Americans turn to fruit, obesity stabilizes, and food stores can bank on fresh momentum.
“At my age, I don’t even buy green bananas,” quipped Senator Claude D. Pepper, an advocate for aging Americans in the FDR and Truman era.
He could have for quite a while – he made it to a ripe old age of 88.
The American diet has changed plenty since those days, and consumers are much better informed. Eating habits that recently led to record obesity levels and incidence of Type 2 diabetes, finally seem to be steadying, according to NPD Group research. The firm’s 28th annual version of its study, Eating Patterns in America, shows that while 30% of U.S. adults are obese (a body mass index of 30 or more), that figure has stabilized since 2011. The number of adults who are overweight (BMI of 25 or more) hasn’t grown since 2003.
Here’s one reason why: “Fruit is the number one snack and dessert in the U.S. and now makes up 6% of end dishes we consume,” says Harry Balzer, chief industry analyst at NPD and report author.
Indeed, fruit is the second most-consumed food in the American diet. NPD data for the year ended February 2013 show the Top 10 foods and beverages: #1 is sandwich, followed by fruit, vegetables, carbonated soft drinks, milk, coffee, potatoes, salty snacks, fruit juice and cold cereal.
Clearly, produce and other perishables are keystones of today’s supermarket—and fresh foods are the calling card of Whole Foods Market, Sprouts and similar operators. While health experts urge people to eat smarter, new packaging, merchandising and convenient presentation of produce (pre-cut, pre-sliced) also make it easier and more appealing to do so, observes The Lempert Report.
What else can conventional supermarkets do to ride the tide of fresh today?
The Lempert Report suggests that stores host farmers’ markets, promote local agricultural suppliers, and execute an online order-store pickup or delivery strategy. They should address these opportunities with urgency because Walmart, AmazonFresh and Target continue to push new initiatives in fresh.
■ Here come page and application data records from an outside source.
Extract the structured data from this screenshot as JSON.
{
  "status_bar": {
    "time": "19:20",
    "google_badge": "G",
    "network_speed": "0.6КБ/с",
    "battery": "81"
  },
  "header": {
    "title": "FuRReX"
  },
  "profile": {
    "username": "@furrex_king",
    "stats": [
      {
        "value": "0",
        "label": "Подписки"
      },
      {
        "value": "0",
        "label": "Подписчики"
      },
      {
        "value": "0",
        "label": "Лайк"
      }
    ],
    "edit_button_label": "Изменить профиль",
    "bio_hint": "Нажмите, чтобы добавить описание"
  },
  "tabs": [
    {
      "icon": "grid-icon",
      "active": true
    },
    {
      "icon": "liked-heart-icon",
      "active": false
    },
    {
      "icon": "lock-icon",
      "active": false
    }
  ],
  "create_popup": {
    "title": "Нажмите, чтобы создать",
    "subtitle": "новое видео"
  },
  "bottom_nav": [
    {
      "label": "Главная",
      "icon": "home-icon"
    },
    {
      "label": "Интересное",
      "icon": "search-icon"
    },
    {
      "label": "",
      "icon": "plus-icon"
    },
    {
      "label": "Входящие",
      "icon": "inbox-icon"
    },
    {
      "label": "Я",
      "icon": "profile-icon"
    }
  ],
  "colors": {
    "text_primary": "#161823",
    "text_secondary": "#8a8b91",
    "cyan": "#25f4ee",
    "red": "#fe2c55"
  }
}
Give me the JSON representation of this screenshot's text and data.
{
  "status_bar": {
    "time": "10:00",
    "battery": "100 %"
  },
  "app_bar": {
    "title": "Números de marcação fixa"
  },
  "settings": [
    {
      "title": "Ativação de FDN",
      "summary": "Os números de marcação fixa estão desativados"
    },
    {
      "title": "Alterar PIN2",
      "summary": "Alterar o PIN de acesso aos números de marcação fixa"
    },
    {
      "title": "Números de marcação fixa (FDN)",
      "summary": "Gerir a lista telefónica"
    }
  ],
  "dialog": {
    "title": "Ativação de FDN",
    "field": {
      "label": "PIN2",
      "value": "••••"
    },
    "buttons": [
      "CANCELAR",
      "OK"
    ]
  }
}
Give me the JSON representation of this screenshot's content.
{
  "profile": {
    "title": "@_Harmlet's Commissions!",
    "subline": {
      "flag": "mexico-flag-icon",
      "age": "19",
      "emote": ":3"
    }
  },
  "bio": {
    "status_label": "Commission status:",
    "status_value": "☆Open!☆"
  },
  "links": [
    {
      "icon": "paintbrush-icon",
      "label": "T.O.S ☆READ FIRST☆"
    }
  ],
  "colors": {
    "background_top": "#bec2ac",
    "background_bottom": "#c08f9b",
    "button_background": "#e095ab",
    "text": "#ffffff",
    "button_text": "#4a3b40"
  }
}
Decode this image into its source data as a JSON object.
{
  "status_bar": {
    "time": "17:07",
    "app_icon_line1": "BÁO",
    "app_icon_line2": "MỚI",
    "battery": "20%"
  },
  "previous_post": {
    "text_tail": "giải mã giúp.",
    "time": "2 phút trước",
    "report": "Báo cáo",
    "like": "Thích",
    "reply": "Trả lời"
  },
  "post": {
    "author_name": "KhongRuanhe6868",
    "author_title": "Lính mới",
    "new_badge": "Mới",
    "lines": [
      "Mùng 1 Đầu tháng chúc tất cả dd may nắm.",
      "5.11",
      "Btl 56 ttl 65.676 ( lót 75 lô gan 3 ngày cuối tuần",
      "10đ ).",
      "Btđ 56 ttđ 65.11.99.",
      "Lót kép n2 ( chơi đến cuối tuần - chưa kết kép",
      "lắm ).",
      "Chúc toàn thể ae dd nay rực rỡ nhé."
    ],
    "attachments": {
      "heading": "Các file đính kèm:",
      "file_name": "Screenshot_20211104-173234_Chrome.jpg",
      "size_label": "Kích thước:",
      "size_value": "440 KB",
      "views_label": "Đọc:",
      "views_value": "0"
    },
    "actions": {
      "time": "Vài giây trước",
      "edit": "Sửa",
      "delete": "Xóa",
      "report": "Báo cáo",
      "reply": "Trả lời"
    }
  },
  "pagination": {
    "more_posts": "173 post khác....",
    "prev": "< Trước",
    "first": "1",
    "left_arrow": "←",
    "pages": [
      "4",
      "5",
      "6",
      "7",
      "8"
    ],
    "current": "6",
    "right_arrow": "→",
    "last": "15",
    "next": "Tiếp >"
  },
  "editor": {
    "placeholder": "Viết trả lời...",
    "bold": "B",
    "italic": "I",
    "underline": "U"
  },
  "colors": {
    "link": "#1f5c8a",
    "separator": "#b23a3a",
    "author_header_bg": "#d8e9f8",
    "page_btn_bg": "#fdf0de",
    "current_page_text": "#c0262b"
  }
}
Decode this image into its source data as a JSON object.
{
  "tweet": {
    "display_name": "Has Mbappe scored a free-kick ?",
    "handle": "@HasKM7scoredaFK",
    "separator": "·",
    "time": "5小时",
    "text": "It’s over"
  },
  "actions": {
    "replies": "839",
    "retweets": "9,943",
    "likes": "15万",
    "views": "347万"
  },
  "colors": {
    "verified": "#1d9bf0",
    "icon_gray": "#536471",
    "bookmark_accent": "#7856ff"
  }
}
Restaurants are another threat in the battle for convenient fresh, adds Balzer, who notes 48% of every meal eaten in America “includes one thing that’s fresh.” He rhetorically asks in a video: “Can you make a fresh sandwich in your house? With fresh bread that’s not a day old? I bet not. It’s 4 or 5 days old.” By assembling fresh items daily, “restaurants are stealing convenient fresh from the supermarket industry. Subway started it 20 years ago, but we see Panera Bread, Jimmy John’s, Jersey Mike’s, Firehouse Sub” and others also doing it today, he says.